(Dataset records)
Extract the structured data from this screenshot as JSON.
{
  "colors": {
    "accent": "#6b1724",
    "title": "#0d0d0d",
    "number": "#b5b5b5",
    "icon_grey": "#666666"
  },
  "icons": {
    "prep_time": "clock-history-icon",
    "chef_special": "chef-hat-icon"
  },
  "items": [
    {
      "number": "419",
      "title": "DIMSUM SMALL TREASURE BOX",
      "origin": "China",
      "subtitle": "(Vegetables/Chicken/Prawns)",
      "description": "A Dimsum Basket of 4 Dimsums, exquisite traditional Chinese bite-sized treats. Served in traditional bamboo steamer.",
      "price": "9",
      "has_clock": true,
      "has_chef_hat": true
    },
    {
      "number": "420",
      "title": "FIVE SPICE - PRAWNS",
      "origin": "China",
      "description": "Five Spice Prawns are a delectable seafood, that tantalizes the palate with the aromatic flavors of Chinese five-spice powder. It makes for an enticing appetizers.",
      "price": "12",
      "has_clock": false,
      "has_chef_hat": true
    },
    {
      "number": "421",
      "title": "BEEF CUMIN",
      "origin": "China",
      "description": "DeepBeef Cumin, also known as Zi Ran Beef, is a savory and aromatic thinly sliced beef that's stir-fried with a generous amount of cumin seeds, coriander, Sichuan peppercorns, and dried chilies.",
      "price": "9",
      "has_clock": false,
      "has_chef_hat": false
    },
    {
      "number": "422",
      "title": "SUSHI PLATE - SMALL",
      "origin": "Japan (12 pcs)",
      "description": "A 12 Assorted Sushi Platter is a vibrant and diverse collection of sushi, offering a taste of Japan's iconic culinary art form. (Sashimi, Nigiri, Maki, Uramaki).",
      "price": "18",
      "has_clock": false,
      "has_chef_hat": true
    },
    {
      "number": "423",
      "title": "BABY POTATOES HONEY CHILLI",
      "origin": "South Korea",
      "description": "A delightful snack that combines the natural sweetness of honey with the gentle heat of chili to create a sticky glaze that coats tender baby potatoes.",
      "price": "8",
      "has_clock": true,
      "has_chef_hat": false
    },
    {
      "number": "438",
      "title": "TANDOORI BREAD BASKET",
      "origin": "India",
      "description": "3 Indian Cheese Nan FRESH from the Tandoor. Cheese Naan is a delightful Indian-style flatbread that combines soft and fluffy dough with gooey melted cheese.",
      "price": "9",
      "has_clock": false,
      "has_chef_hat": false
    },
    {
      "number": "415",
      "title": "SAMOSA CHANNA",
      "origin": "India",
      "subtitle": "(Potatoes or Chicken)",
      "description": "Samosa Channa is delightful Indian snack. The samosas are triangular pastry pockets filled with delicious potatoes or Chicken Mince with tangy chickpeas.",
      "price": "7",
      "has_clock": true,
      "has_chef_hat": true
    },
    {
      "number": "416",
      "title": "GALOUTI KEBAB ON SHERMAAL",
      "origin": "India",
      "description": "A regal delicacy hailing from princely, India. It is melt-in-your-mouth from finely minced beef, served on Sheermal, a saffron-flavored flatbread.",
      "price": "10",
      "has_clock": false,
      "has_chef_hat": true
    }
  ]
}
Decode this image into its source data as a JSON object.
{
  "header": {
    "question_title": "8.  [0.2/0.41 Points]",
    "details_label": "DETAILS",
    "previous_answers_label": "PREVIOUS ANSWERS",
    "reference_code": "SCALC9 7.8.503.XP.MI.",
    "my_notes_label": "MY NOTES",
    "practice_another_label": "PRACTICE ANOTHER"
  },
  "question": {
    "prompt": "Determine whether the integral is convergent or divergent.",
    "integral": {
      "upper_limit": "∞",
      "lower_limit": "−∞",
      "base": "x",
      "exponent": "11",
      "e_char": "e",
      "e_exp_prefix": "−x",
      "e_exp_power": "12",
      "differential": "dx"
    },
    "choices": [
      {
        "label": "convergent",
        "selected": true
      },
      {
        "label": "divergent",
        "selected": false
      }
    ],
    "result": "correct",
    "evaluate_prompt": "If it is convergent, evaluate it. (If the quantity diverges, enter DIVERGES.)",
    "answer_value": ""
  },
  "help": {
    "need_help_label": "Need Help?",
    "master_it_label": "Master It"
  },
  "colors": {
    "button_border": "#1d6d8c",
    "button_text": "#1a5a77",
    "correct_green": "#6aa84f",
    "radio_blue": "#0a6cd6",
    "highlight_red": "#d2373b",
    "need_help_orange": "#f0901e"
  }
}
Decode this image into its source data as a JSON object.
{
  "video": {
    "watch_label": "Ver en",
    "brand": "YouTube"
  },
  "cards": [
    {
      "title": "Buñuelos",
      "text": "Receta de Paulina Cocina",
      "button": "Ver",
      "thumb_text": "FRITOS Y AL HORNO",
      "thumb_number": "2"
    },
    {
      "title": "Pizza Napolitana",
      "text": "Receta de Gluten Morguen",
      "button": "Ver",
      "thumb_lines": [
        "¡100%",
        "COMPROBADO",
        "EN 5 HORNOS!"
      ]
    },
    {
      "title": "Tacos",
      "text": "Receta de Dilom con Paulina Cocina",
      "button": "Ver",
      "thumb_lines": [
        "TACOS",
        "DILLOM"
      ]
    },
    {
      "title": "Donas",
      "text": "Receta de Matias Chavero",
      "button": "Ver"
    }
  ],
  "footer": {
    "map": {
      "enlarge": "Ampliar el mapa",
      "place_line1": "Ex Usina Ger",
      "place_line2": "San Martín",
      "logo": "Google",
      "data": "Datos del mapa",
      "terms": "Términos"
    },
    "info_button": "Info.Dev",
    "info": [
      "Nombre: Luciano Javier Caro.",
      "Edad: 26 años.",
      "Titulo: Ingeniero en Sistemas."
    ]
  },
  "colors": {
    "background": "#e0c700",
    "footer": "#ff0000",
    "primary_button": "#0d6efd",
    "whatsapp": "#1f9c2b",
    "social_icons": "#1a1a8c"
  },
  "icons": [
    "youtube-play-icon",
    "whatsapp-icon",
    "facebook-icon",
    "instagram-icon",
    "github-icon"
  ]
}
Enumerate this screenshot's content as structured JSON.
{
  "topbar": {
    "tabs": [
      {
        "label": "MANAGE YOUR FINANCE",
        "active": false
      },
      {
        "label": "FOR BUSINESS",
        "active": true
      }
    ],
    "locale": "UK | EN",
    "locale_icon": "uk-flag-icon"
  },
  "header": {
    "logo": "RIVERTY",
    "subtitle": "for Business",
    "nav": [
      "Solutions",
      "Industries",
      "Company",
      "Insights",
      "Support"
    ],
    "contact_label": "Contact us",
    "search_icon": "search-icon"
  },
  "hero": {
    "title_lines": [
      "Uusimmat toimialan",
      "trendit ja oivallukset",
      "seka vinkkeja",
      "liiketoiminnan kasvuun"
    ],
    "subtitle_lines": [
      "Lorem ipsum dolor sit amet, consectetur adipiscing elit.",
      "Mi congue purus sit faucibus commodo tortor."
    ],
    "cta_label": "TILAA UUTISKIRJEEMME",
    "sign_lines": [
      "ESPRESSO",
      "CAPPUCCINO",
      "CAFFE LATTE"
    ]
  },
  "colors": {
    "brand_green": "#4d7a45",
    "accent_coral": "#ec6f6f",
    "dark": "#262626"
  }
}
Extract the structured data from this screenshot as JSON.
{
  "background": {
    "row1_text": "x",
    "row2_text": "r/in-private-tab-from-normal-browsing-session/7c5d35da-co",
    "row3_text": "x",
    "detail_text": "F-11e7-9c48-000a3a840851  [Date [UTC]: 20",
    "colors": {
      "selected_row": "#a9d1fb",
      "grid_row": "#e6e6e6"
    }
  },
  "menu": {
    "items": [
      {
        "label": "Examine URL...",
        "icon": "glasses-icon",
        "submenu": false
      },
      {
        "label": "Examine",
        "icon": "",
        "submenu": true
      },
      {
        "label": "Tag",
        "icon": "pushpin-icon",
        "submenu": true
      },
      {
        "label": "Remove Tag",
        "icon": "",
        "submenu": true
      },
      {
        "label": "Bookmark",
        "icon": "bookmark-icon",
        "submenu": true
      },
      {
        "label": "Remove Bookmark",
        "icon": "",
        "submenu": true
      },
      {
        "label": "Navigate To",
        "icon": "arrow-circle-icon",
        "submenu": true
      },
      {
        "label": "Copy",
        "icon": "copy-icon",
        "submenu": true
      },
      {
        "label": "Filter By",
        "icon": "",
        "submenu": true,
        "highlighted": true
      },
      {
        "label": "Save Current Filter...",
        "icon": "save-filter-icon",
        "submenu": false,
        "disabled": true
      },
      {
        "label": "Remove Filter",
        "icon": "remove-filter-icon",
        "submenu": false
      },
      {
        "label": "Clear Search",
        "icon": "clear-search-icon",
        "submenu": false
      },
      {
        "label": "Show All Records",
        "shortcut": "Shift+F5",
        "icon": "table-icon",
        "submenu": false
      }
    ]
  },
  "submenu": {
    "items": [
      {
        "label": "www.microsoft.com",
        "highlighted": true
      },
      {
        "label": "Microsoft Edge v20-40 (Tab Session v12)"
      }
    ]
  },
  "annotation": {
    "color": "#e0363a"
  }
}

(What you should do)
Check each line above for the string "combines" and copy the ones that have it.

(Answer space)
      "description": "A delightful snack that combines the natural sweetness of honey with the gentle heat of chili to create a sticky glaze that coats tender baby potatoes.",
      "description": "3 Indian Cheese Nan FRESH from the Tandoor. Cheese Naan is a delightful Indian-style flatbread that combines soft and fluffy dough with gooey melted cheese.",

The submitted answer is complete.